(Items listed in a dataset)
■ ■ ■ ■

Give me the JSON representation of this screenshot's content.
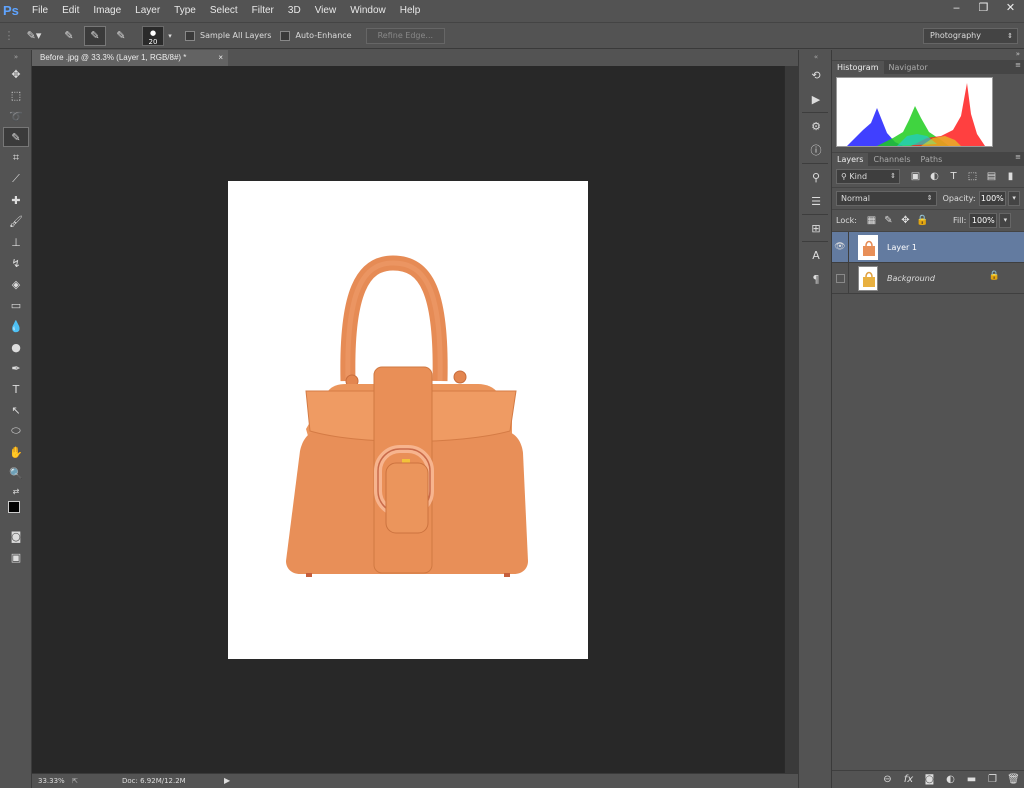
{
  "app": {
    "logo": "Ps"
  },
  "menu": [
    "File",
    "Edit",
    "Image",
    "Layer",
    "Type",
    "Select",
    "Filter",
    "3D",
    "View",
    "Window",
    "Help"
  ],
  "window_controls": [
    "‒",
    "❐",
    "✕"
  ],
  "options": {
    "brush_size": "20",
    "sample_all_layers": "Sample All Layers",
    "auto_enhance": "Auto-Enhance",
    "refine_edge": "Refine Edge...",
    "workspace": "Photography"
  },
  "document": {
    "tab_title": "Before .jpg @ 33.3% (Layer 1, RGB/8#) *",
    "close": "×"
  },
  "status": {
    "zoom": "33.33%",
    "doc_size": "Doc: 6.92M/12.2M",
    "arrow": "▶"
  },
  "panels": {
    "histogram_tabs": [
      "Histogram",
      "Navigator"
    ],
    "layers_tabs": [
      "Layers",
      "Channels",
      "Paths"
    ],
    "kind": "Kind",
    "blend_mode": "Normal",
    "opacity_label": "Opacity:",
    "opacity_value": "100%",
    "lock_label": "Lock:",
    "fill_label": "Fill:",
    "fill_value": "100%"
  },
  "layers": [
    {
      "name": "Layer 1",
      "selected": true,
      "visible": true
    },
    {
      "name": "Background",
      "selected": false,
      "visible": false,
      "locked": true
    }
  ],
  "histogram": {
    "channels": [
      {
        "color": "#1f1fff"
      },
      {
        "color": "#1fcc1f"
      },
      {
        "color": "#ff1f1f"
      }
    ]
  },
  "footer_icons": [
    "link-icon",
    "fx-icon",
    "mask-icon",
    "adjustment-icon",
    "group-icon",
    "new-layer-icon",
    "trash-icon"
  ],
  "colors": {
    "accent_selected": "#637ba0",
    "canvas_bg": "#282828",
    "bag": "#e8905a"
  }
}
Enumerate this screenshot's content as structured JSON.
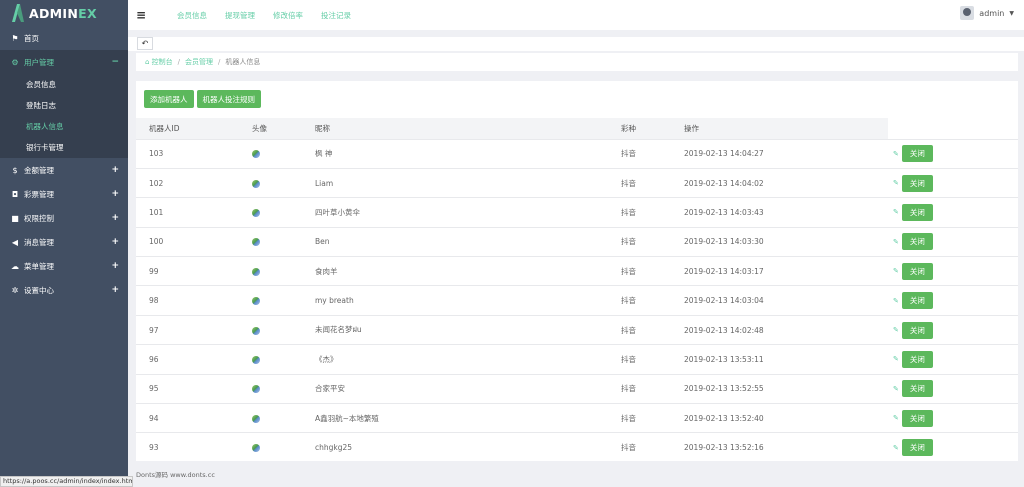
{
  "brand": {
    "main": "ADMIN",
    "accent": "EX",
    "color": "#65cea7"
  },
  "sidebar": {
    "items": [
      {
        "label": "首页",
        "icon": "flag-icon",
        "plus": ""
      },
      {
        "label": "用户管理",
        "icon": "circle-gear-icon",
        "plus": "−",
        "active": true,
        "children": [
          {
            "label": "会员信息"
          },
          {
            "label": "登陆日志"
          },
          {
            "label": "机器人信息",
            "active": true
          },
          {
            "label": "银行卡管理"
          }
        ]
      },
      {
        "label": "金额管理",
        "icon": "dollar-icon",
        "plus": "+"
      },
      {
        "label": "彩票管理",
        "icon": "shield-icon",
        "plus": "+"
      },
      {
        "label": "权限控制",
        "icon": "lock-icon",
        "plus": "+"
      },
      {
        "label": "消息管理",
        "icon": "bullhorn-icon",
        "plus": "+"
      },
      {
        "label": "菜单管理",
        "icon": "cloud-icon",
        "plus": "+"
      },
      {
        "label": "设置中心",
        "icon": "gear-icon",
        "plus": "+"
      }
    ]
  },
  "header": {
    "toggle": "≡",
    "links": [
      "会员信息",
      "提现管理",
      "修改倍率",
      "投注记录"
    ],
    "user": "admin"
  },
  "breadcrumb": {
    "home": "控制台",
    "section": "会员管理",
    "current": "机器人信息"
  },
  "toolbar": {
    "add_robot": "添加机器人",
    "robot_rules": "机器人投注规则"
  },
  "table": {
    "headers": [
      "机器人ID",
      "头像",
      "昵称",
      "彩种",
      "操作"
    ],
    "close_label": "关闭",
    "rows": [
      {
        "id": "103",
        "nick": "枫 神",
        "lottery": "抖音",
        "time": "2019-02-13 14:04:27"
      },
      {
        "id": "102",
        "nick": "Liam",
        "lottery": "抖音",
        "time": "2019-02-13 14:04:02"
      },
      {
        "id": "101",
        "nick": "四叶草小黄伞",
        "lottery": "抖音",
        "time": "2019-02-13 14:03:43"
      },
      {
        "id": "100",
        "nick": "Ben",
        "lottery": "抖音",
        "time": "2019-02-13 14:03:30"
      },
      {
        "id": "99",
        "nick": "食肉羊",
        "lottery": "抖音",
        "time": "2019-02-13 14:03:17"
      },
      {
        "id": "98",
        "nick": "my breath",
        "lottery": "抖音",
        "time": "2019-02-13 14:03:04"
      },
      {
        "id": "97",
        "nick": "未闻花名梦ฝu",
        "lottery": "抖音",
        "time": "2019-02-13 14:02:48"
      },
      {
        "id": "96",
        "nick": "《杰》",
        "lottery": "抖音",
        "time": "2019-02-13 13:53:11"
      },
      {
        "id": "95",
        "nick": "合家平安",
        "lottery": "抖音",
        "time": "2019-02-13 13:52:55"
      },
      {
        "id": "94",
        "nick": "A鑫羽航~本地繁殖",
        "lottery": "抖音",
        "time": "2019-02-13 13:52:40"
      },
      {
        "id": "93",
        "nick": "chhgkg25",
        "lottery": "抖音",
        "time": "2019-02-13 13:52:16"
      }
    ]
  },
  "footer": "Donts源码 www.donts.cc",
  "statusbar": "https://a.poos.cc/admin/index/index.html"
}
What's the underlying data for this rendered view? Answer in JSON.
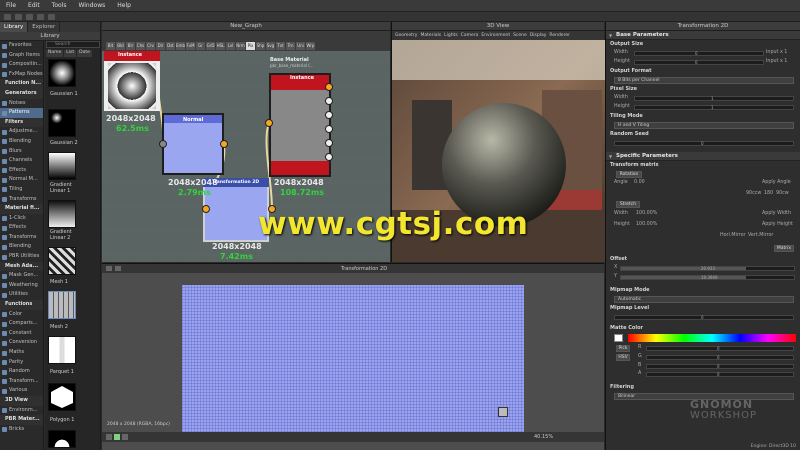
{
  "menu": [
    "File",
    "Edit",
    "Tools",
    "Windows",
    "Help"
  ],
  "library": {
    "tabs": [
      "Library",
      "Explorer"
    ],
    "title": "Library",
    "search_placeholder": "Search",
    "sort_labels": [
      "Name",
      "List",
      "Date"
    ],
    "categories": [
      {
        "label": "Favorites",
        "type": "item"
      },
      {
        "label": "Graph Items",
        "type": "item"
      },
      {
        "label": "Compositin...",
        "type": "item"
      },
      {
        "label": "FxMap Nodes",
        "type": "item"
      },
      {
        "label": "Function N...",
        "type": "section"
      },
      {
        "label": "Generators",
        "type": "section"
      },
      {
        "label": "Noises",
        "type": "item"
      },
      {
        "label": "Patterns",
        "type": "item",
        "selected": true
      },
      {
        "label": "Filters",
        "type": "section"
      },
      {
        "label": "Adjustme...",
        "type": "item"
      },
      {
        "label": "Blending",
        "type": "item"
      },
      {
        "label": "Blurs",
        "type": "item"
      },
      {
        "label": "Channels",
        "type": "item"
      },
      {
        "label": "Effects",
        "type": "item"
      },
      {
        "label": "Normal M...",
        "type": "item"
      },
      {
        "label": "Tiling",
        "type": "item"
      },
      {
        "label": "Transforms",
        "type": "item"
      },
      {
        "label": "Material fi...",
        "type": "section"
      },
      {
        "label": "1-Click",
        "type": "item"
      },
      {
        "label": "Effects",
        "type": "item"
      },
      {
        "label": "Transforms",
        "type": "item"
      },
      {
        "label": "Blending",
        "type": "item"
      },
      {
        "label": "PBR Utilities",
        "type": "item"
      },
      {
        "label": "Mesh Ada...",
        "type": "section"
      },
      {
        "label": "Mask Gen...",
        "type": "item"
      },
      {
        "label": "Weathering",
        "type": "item"
      },
      {
        "label": "Utilities",
        "type": "item"
      },
      {
        "label": "Functions",
        "type": "section"
      },
      {
        "label": "Color",
        "type": "item"
      },
      {
        "label": "Comparis...",
        "type": "item"
      },
      {
        "label": "Constant",
        "type": "item"
      },
      {
        "label": "Conversion",
        "type": "item"
      },
      {
        "label": "Maths",
        "type": "item"
      },
      {
        "label": "Parity",
        "type": "item"
      },
      {
        "label": "Random",
        "type": "item"
      },
      {
        "label": "Transform...",
        "type": "item"
      },
      {
        "label": "Various",
        "type": "item"
      },
      {
        "label": "3D View",
        "type": "section"
      },
      {
        "label": "Environm...",
        "type": "item"
      },
      {
        "label": "PBR Mater...",
        "type": "section"
      },
      {
        "label": "Bricks",
        "type": "item"
      }
    ],
    "thumbnails": [
      "Gaussian 1",
      "Gaussian 2",
      "Gradient Linear 1",
      "Gradient Linear 2",
      "Mesh 1",
      "Mesh 2",
      "Parquet 1",
      "Polygon 1"
    ]
  },
  "graph": {
    "title": "New_Graph",
    "nodes": {
      "instance_top": {
        "title": "Instance",
        "size": "2048x2048",
        "time": "62.5ms"
      },
      "normal": {
        "title": "Normal",
        "size": "2048x2048",
        "time": "2.79ms"
      },
      "transformation": {
        "title": "Transformation 2D",
        "size": "2048x2048",
        "time": "7.42ms"
      },
      "base_material": {
        "title": "Base Material",
        "subtitle": "pbr_base_material (...",
        "header": "Instance",
        "size": "2048x2048",
        "time": "108.72ms"
      }
    }
  },
  "view3d": {
    "title": "3D View",
    "menu": [
      "Geometry",
      "Materials",
      "Lights",
      "Camera",
      "Environment",
      "Scene",
      "Display",
      "Renderer"
    ]
  },
  "view2d": {
    "title": "Transformation 2D",
    "status": "2048 x 2048 (RGBA, 16bpc)",
    "zoom": "40.15%"
  },
  "params": {
    "title": "Transformation 2D",
    "base_section": "Base Parameters",
    "output_size": {
      "label": "Output Size",
      "width_label": "Width",
      "height_label": "Height",
      "width_value": "0",
      "height_value": "0",
      "width_inherit": "Input x 1",
      "height_inherit": "Input x 1"
    },
    "output_format": {
      "label": "Output Format",
      "value": "8 Bits per Channel"
    },
    "pixel_size": {
      "label": "Pixel Size",
      "width_label": "Width",
      "height_label": "Height",
      "width_value": "1",
      "height_value": "1"
    },
    "tiling_mode": {
      "label": "Tiling Mode",
      "value": "H and V Tiling"
    },
    "random_seed": {
      "label": "Random Seed",
      "value": "0"
    },
    "specific_section": "Specific Parameters",
    "transform_matrix": {
      "label": "Transform matrix",
      "rotation_btn": "Rotation",
      "angle_label": "Angle",
      "angle_value": "0.00",
      "apply_angle": "Apply Angle",
      "angle_presets": [
        "90ccw",
        "180",
        "90cw"
      ],
      "stretch_btn": "Stretch",
      "width_label": "Width",
      "width_value": "100.00%",
      "height_label": "Height",
      "height_value": "100.00%",
      "apply_width": "Apply Width",
      "apply_height": "Apply Height",
      "hor_mirror": "Hori.Mirror",
      "vert_mirror": "Vert.Mirror",
      "matrix_btn": "Matrix"
    },
    "offset": {
      "label": "Offset",
      "x_label": "X",
      "y_label": "Y",
      "x_value": "20.933",
      "y_value": "19.3969"
    },
    "mipmap_mode": {
      "label": "Mipmap Mode",
      "value": "Automatic"
    },
    "mipmap_level": {
      "label": "Mipmap Level",
      "value": "0"
    },
    "matte_color": {
      "label": "Matte Color",
      "pick": "Pick",
      "hsv": "HSV",
      "channels": [
        "R",
        "G",
        "B",
        "A"
      ],
      "values": [
        "0",
        "0",
        "0",
        "0"
      ]
    },
    "filtering": {
      "label": "Filtering",
      "value": "Bilinear"
    },
    "engine": "Engine: Direct3D 10"
  },
  "watermark": "www.cgtsj.com",
  "brand_watermark": {
    "top": "GNOMON",
    "bottom": "WORKSHOP"
  },
  "colors": {
    "accent": "#4f6a8a",
    "node_time": "#2fd53a",
    "node_red": "#c0141f",
    "watermark": "#f3e62e"
  }
}
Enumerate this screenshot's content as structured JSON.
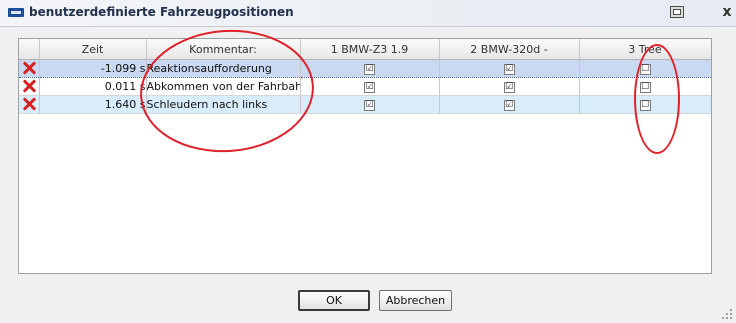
{
  "window": {
    "title": "benutzerdefinierte Fahrzeugpositionen",
    "close_glyph": "x",
    "icons": [
      "vehicle-app-icon",
      "window-option-icon",
      "close-icon"
    ]
  },
  "grid": {
    "columns": [
      "Zeit",
      "Kommentar:",
      "1 BMW-Z3 1.9",
      "2 BMW-320d -",
      "3 Tree"
    ],
    "rows": [
      {
        "zeit": "-1.099 s",
        "kommentar": "Reaktionsaufforderung",
        "bmw_z3": "☑",
        "bmw_320d": "☑",
        "tree": "☐",
        "selected": true
      },
      {
        "zeit": "0.011 s",
        "kommentar": "Abkommen von der Fahrbahn",
        "bmw_z3": "☑",
        "bmw_320d": "☑",
        "tree": "☐",
        "selected": false
      },
      {
        "zeit": "1.640 s",
        "kommentar": "Schleudern nach links",
        "bmw_z3": "☑",
        "bmw_320d": "☑",
        "tree": "☐",
        "selected": false
      }
    ],
    "row_icon": "delete-x-icon"
  },
  "buttons": {
    "ok": "OK",
    "cancel": "Abbrechen"
  },
  "colors": {
    "selected_row": "#c9d9f2",
    "alt_row": "#d8ecfa",
    "annotation_ring": "#e0212b",
    "delete_icon": "#d62222"
  }
}
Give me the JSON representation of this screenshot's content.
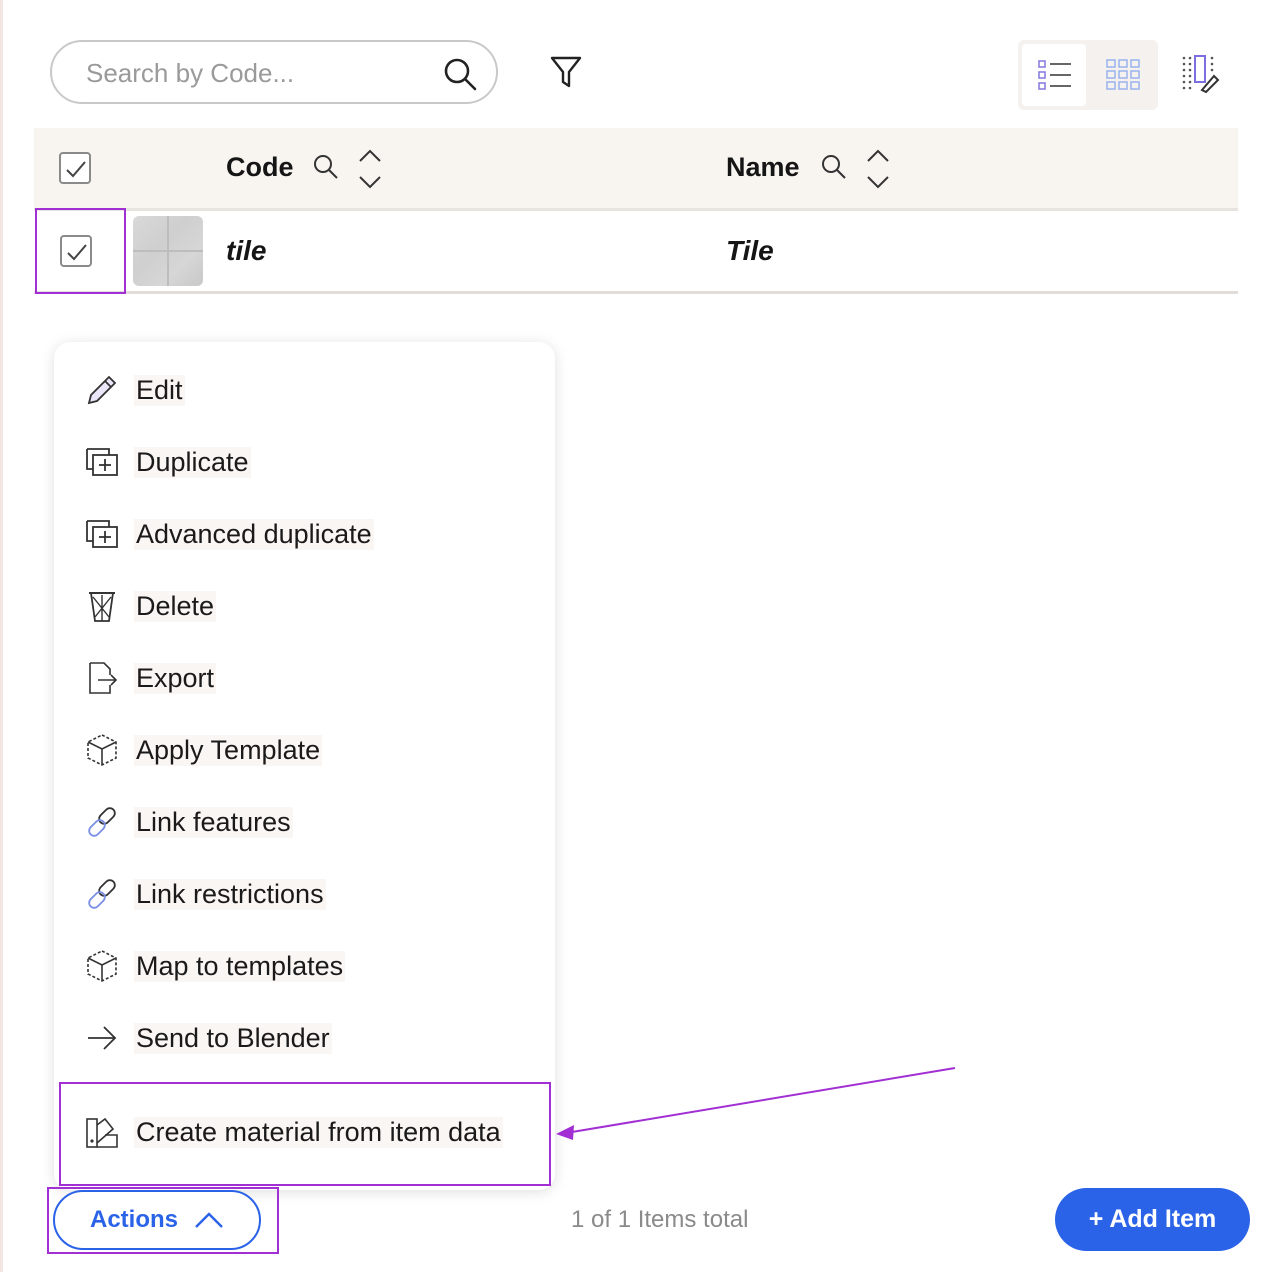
{
  "search": {
    "placeholder": "Search by Code..."
  },
  "table": {
    "columns": [
      {
        "label": "Code"
      },
      {
        "label": "Name"
      }
    ],
    "rows": [
      {
        "code": "tile",
        "name": "Tile",
        "selected": true
      }
    ]
  },
  "actions_menu": {
    "items": [
      {
        "label": "Edit",
        "icon": "pencil-icon"
      },
      {
        "label": "Duplicate",
        "icon": "duplicate-icon"
      },
      {
        "label": "Advanced duplicate",
        "icon": "duplicate-icon"
      },
      {
        "label": "Delete",
        "icon": "trash-icon"
      },
      {
        "label": "Export",
        "icon": "export-icon"
      },
      {
        "label": "Apply Template",
        "icon": "cube-icon"
      },
      {
        "label": "Link features",
        "icon": "link-icon"
      },
      {
        "label": "Link restrictions",
        "icon": "link-icon"
      },
      {
        "label": "Map to templates",
        "icon": "cube-icon"
      },
      {
        "label": "Send to Blender",
        "icon": "arrow-right-icon"
      },
      {
        "label": "Create material from item data",
        "icon": "material-icon"
      }
    ]
  },
  "footer": {
    "actions_label": "Actions",
    "count_text": "1 of 1 Items total",
    "add_item_label": "+ Add Item"
  },
  "colors": {
    "accent": "#2b63e8",
    "annotation": "#a12fd4",
    "header_bg": "#f8f5f1"
  }
}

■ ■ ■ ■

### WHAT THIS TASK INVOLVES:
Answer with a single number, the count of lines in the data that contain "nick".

### WRITTEN REPLY:
11